If the total cost only went up by 400 over the steel body it's because Ford is eating the cost difference. That won't last for long.
Repairing aluminum vs. steel is more costly, for now. But the blanket statement that a 2015 F-150 will always be more expensive to repair after an accident ignores facts like many current vehicles on the market have (and have had for years!) aluminum hoods, fenders, etc. All other things being the same, a moderate hit on the front of a 2014 F-150 and a 2015 F-150 is likely to cost the same in repair. (airbags, grille, bumper, hood, etc.)
Also keep in mind that insurance rates are determined by MANY factors, only one of which is repair costs. Theft rates, personal injury, the list goes on and on.
So at least in one real life situation, the F-150 is cheaper to insure than the Ram:
While I don't have a dog in this fight, out of curiosity from reading this this thread, I got quotes from our insurance on a comparably equipped F150 and Ram 1500. I went to some dealer websites and got actual VINs for the comparison. For us, the actual 6 month premium for the F150 would be $393.65 and for the Ram 1500 would be 406.51. This was for trucks that stickered at about 57K and seemed to have the same or similar equipment. Of course this can vary widely from company to company and from person to person, but in our case, the F150 would be cheaper. Of course, as the insurance companies get more crash/repair data, that could change.
The rest of your "truth's" were debunked by Mich800.
I'd seen these rumors, but without any confirmation or test mules spotted...it's just rumor to me. Seems like We've heard "the Bronco returns!" at least annually for the last 5 or 6 years.
I'm guessing Ford has been keeping an eye on the success of GM's compact trucks, and the case for bringing back the Ranger will be easier if it's based on an existing platform, which really could only be the global ranger for a BOF.
...fact is the F-150 is going to cost you more all around, upfront, fuel and insurance...
Don, you are confusing your opinion with real facts, which aren't the same thing. More than what? not buying one and just walking?
The humor I find in all of this is that intensive use of aluminum in vehicles isn't new, even for Ford. Neither is epoxy or adhesive use.
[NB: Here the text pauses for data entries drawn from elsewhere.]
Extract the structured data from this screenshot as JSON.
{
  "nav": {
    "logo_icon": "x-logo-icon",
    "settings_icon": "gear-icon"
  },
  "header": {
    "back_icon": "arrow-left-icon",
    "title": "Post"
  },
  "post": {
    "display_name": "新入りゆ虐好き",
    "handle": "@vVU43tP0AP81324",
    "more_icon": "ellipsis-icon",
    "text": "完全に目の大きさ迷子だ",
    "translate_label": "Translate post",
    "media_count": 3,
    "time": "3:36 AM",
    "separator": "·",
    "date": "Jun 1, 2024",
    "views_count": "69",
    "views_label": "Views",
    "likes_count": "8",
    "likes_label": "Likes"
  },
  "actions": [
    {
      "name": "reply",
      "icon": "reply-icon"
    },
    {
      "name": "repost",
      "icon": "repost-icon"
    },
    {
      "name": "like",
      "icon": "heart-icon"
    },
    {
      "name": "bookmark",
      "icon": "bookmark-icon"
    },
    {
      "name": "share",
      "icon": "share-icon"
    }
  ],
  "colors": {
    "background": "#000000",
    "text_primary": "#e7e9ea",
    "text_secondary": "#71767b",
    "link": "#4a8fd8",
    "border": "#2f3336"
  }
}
I guess the reality is people are always afraid of what they don't understand.
Futuristic all-aluminum bodied Ford vehicle, circa 1994
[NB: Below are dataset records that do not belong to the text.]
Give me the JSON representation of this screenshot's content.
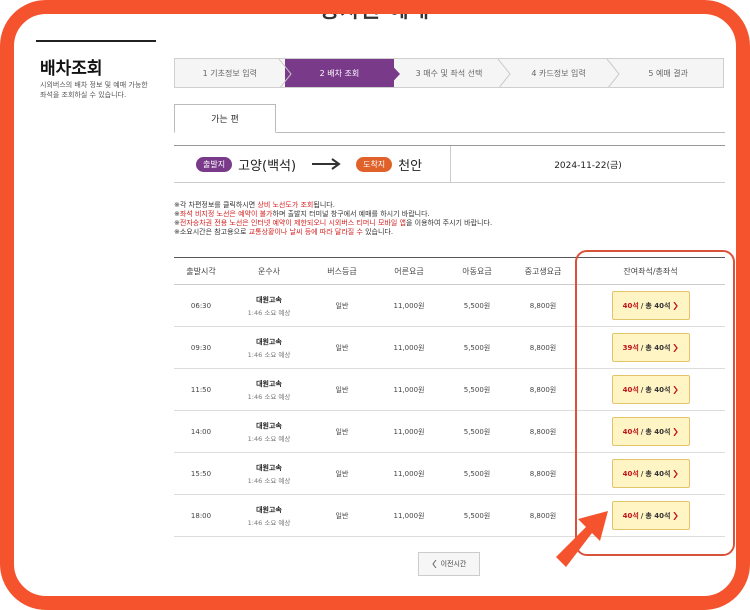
{
  "page_title": "승차권 예매",
  "left": {
    "title": "배차조회",
    "description": "시외버스의 배차 정보 및 예매 가능한 좌석을 조회하실 수 있습니다."
  },
  "steps": [
    {
      "label": "1 기초정보 입력",
      "active": false
    },
    {
      "label": "2 배차 조회",
      "active": true
    },
    {
      "label": "3 매수 및 좌석 선택",
      "active": false
    },
    {
      "label": "4 카드정보 입력",
      "active": false
    },
    {
      "label": "5 예매 결과",
      "active": false
    }
  ],
  "tab_label": "가는 편",
  "route": {
    "departure_badge": "출발지",
    "departure": "고양(백석)",
    "arrival_badge": "도착지",
    "arrival": "천안",
    "date": "2024-11-22(금)"
  },
  "notices": [
    {
      "prefix": "※각 차편정보를 클릭하시면 ",
      "red": "상비 노선도가 조회",
      "suffix": "됩니다."
    },
    {
      "prefix": "※",
      "red": "좌석 비지정 노선은 예약이 불가",
      "suffix": "하며 출발지 터미널 창구에서 예매를 하시기 바랍니다."
    },
    {
      "prefix": "※",
      "red": "전자승차권 전용 노선은 인터넷 예약이 제한되오니 시외버스 티머니 모바일 앱",
      "suffix": "을 이용하여 주시기 바랍니다."
    },
    {
      "prefix": "※소요시간은 참고용으로 ",
      "red": "교통상황이나 날씨 등에 따라 달라질 수",
      "suffix": " 있습니다."
    }
  ],
  "table": {
    "headers": [
      "출발시각",
      "운수사",
      "버스등급",
      "어른요금",
      "아동요금",
      "중고생요금",
      "잔여좌석/총좌석"
    ],
    "rows": [
      {
        "time": "06:30",
        "company": "대원고속",
        "duration": "1:46 소요 예상",
        "grade": "일반",
        "adult": "11,000원",
        "child": "5,500원",
        "student": "8,800원",
        "remaining": "40석",
        "total": "총 40석"
      },
      {
        "time": "09:30",
        "company": "대원고속",
        "duration": "1:46 소요 예상",
        "grade": "일반",
        "adult": "11,000원",
        "child": "5,500원",
        "student": "8,800원",
        "remaining": "39석",
        "total": "총 40석"
      },
      {
        "time": "11:50",
        "company": "대원고속",
        "duration": "1:46 소요 예상",
        "grade": "일반",
        "adult": "11,000원",
        "child": "5,500원",
        "student": "8,800원",
        "remaining": "40석",
        "total": "총 40석"
      },
      {
        "time": "14:00",
        "company": "대원고속",
        "duration": "1:46 소요 예상",
        "grade": "일반",
        "adult": "11,000원",
        "child": "5,500원",
        "student": "8,800원",
        "remaining": "40석",
        "total": "총 40석"
      },
      {
        "time": "15:50",
        "company": "대원고속",
        "duration": "1:46 소요 예상",
        "grade": "일반",
        "adult": "11,000원",
        "child": "5,500원",
        "student": "8,800원",
        "remaining": "40석",
        "total": "총 40석"
      },
      {
        "time": "18:00",
        "company": "대원고속",
        "duration": "1:46 소요 예상",
        "grade": "일반",
        "adult": "11,000원",
        "child": "5,500원",
        "student": "8,800원",
        "remaining": "40석",
        "total": "총 40석"
      }
    ]
  },
  "prev_button": "이전시간",
  "colors": {
    "frame": "#f4532e",
    "accent": "#7a3a8a",
    "arrival": "#e0622a",
    "seat_button": "#fff4c4",
    "seat_text": "#c0141a",
    "highlight": "#d9533a"
  },
  "icons": {
    "route_arrow": "long-right-arrow-icon",
    "seat_chevron": "chevron-right-icon",
    "prev_chevron": "chevron-left-icon",
    "annotation": "big-pointer-arrow-icon"
  }
}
Aluminum Sable, from 1994
Here's a bit more reading on the long term evaluation of the aluminum body vs the steel.
Hope someone finds this interesting.
Heard on the news that Barrel of oil may be dropping to around $20/bbl the price from the 1990's Would be nice.
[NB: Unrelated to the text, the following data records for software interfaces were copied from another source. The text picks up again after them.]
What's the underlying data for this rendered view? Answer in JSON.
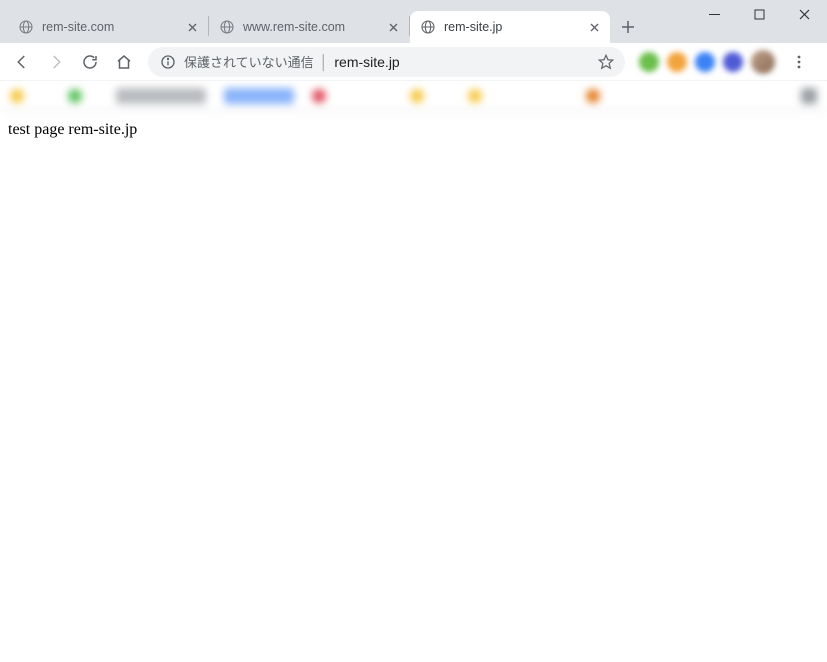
{
  "window": {
    "tabs": [
      {
        "title": "rem-site.com",
        "active": false
      },
      {
        "title": "www.rem-site.com",
        "active": false
      },
      {
        "title": "rem-site.jp",
        "active": true
      }
    ]
  },
  "omnibox": {
    "security_label": "保護されていない通信",
    "url": "rem-site.jp"
  },
  "page": {
    "body_text": "test page rem-site.jp"
  },
  "extensions": {
    "colors": [
      "#6bbf4b",
      "#f2a33c",
      "#3b82f6",
      "#4f5bd5"
    ]
  }
}
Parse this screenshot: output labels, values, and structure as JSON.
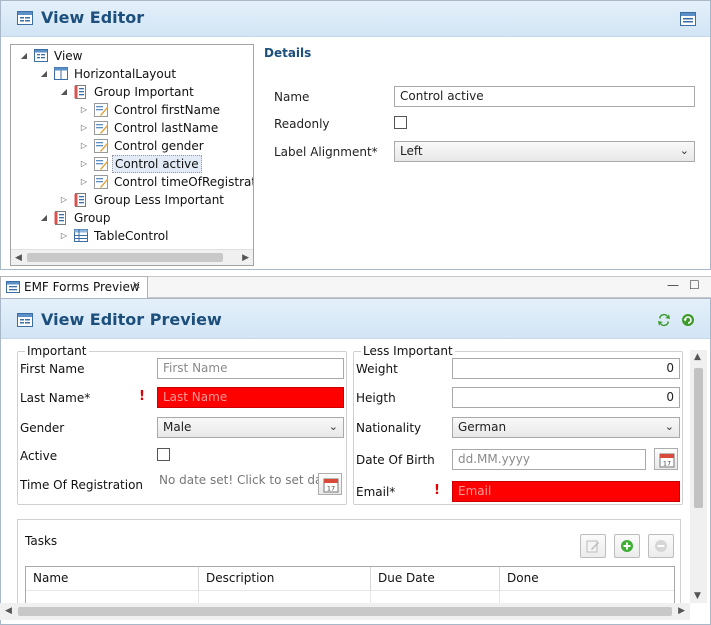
{
  "editor": {
    "title": "View Editor",
    "icon": "view-editor-icon"
  },
  "tree": {
    "nodes": [
      {
        "label": "View",
        "icon": "view-icon",
        "expanded": true
      },
      {
        "label": "HorizontalLayout",
        "icon": "layout-icon",
        "expanded": true
      },
      {
        "label": "Group Important",
        "icon": "group-icon",
        "expanded": true
      },
      {
        "label": "Control firstName",
        "icon": "control-icon"
      },
      {
        "label": "Control lastName",
        "icon": "control-icon"
      },
      {
        "label": "Control gender",
        "icon": "control-icon"
      },
      {
        "label": "Control active",
        "icon": "control-icon",
        "selected": true
      },
      {
        "label": "Control timeOfRegistration",
        "icon": "control-icon"
      },
      {
        "label": "Group Less Important",
        "icon": "group-icon"
      },
      {
        "label": "Group",
        "icon": "group-icon",
        "expanded": true
      },
      {
        "label": "TableControl",
        "icon": "table-icon"
      }
    ]
  },
  "details": {
    "title": "Details",
    "name_label": "Name",
    "name_value": "Control active",
    "readonly_label": "Readonly",
    "readonly_checked": false,
    "label_alignment_label": "Label Alignment*",
    "label_alignment_value": "Left"
  },
  "preview_tab": {
    "label": "EMF Forms Preview"
  },
  "preview": {
    "title": "View Editor Preview",
    "important": {
      "title": "Important",
      "first_name_label": "First Name",
      "first_name_placeholder": "First Name",
      "last_name_label": "Last Name*",
      "last_name_placeholder": "Last Name",
      "gender_label": "Gender",
      "gender_value": "Male",
      "active_label": "Active",
      "active_checked": false,
      "registration_label": "Time Of Registration",
      "registration_hint": "No date set! Click to set date."
    },
    "less_important": {
      "title": "Less Important",
      "weight_label": "Weight",
      "weight_value": "0",
      "height_label": "Heigth",
      "height_value": "0",
      "nationality_label": "Nationality",
      "nationality_value": "German",
      "dob_label": "Date Of Birth",
      "dob_placeholder": "dd.MM.yyyy",
      "email_label": "Email*",
      "email_placeholder": "Email"
    },
    "tasks": {
      "title": "Tasks",
      "columns": [
        "Name",
        "Description",
        "Due Date",
        "Done"
      ]
    }
  },
  "colors": {
    "header_title": "#1d4f7c",
    "header_bg": "#d8e8f6",
    "error": "#ff0000"
  }
}
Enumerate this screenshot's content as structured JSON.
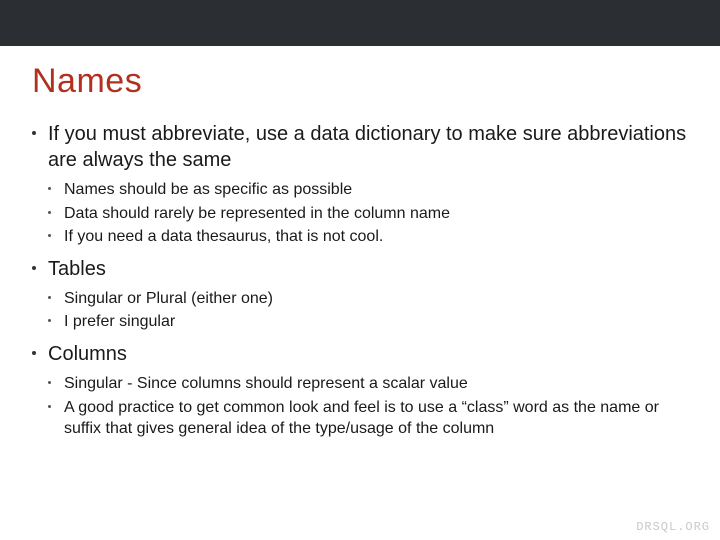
{
  "title": "Names",
  "items": [
    {
      "text": "If you must abbreviate, use a data dictionary to make sure abbreviations are always the same",
      "sub": [
        "Names should be as specific as possible",
        "Data should rarely be represented in the column name",
        "If you need a data thesaurus, that is not cool."
      ]
    },
    {
      "text": "Tables",
      "sub": [
        "Singular or Plural (either one)",
        "I prefer singular"
      ]
    },
    {
      "text": "Columns",
      "sub": [
        "Singular - Since columns should represent a scalar value",
        "A good practice to get common look and feel is to use a “class” word as the name or suffix that gives general idea of the type/usage of the column"
      ]
    }
  ],
  "watermark": "DRSQL.ORG"
}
While this could very well be possible the oil companies will not let that happen. the oil industry is the only industry that can manipulate prices by 1000% to bolster their profits. Now I do agree that they should be allowed to make as much money as possible, but to manipulate prices at will with nothing more than a statement of "a shutdown" or "shortage" is bad both as a business and for an economy that can be crippled by a huge change in a barrel of oil. the oil they pull out of the ground today will not see production for almost a year! don`t believe me? look what happened when oil prices went to $4.50 a gallon back in 08. No, that wasn`t the sole reason for the collapse, but it didn`t help!
If oil companies set the price of oil, why in the hell would they let it drop to 40/bbl. when it was north of 120/bbl not too long ago?
I hope your subbie proves more reliable than my sisters' 09 legacy outback has been. She's struggled with inadequate A/C cooling, overheating, intermittent radio failure, engine stumble/running issues, clogged moonroof drains so the water leaks inside, and it's only 6 years old with about 60K miles.
She loves it though, and really enjoys the 6 speed manual. She hopes the reliability improves because she really doesn't want to replace it.
Quite frankly, google maps/navigation makes all these in-dash nav systems look like amateurs. Probably the most up to date source for POI's, construction, new roadways, and traffic data. The issue becomes even more apparent if you live in an area experiencing tremendous growth like I do.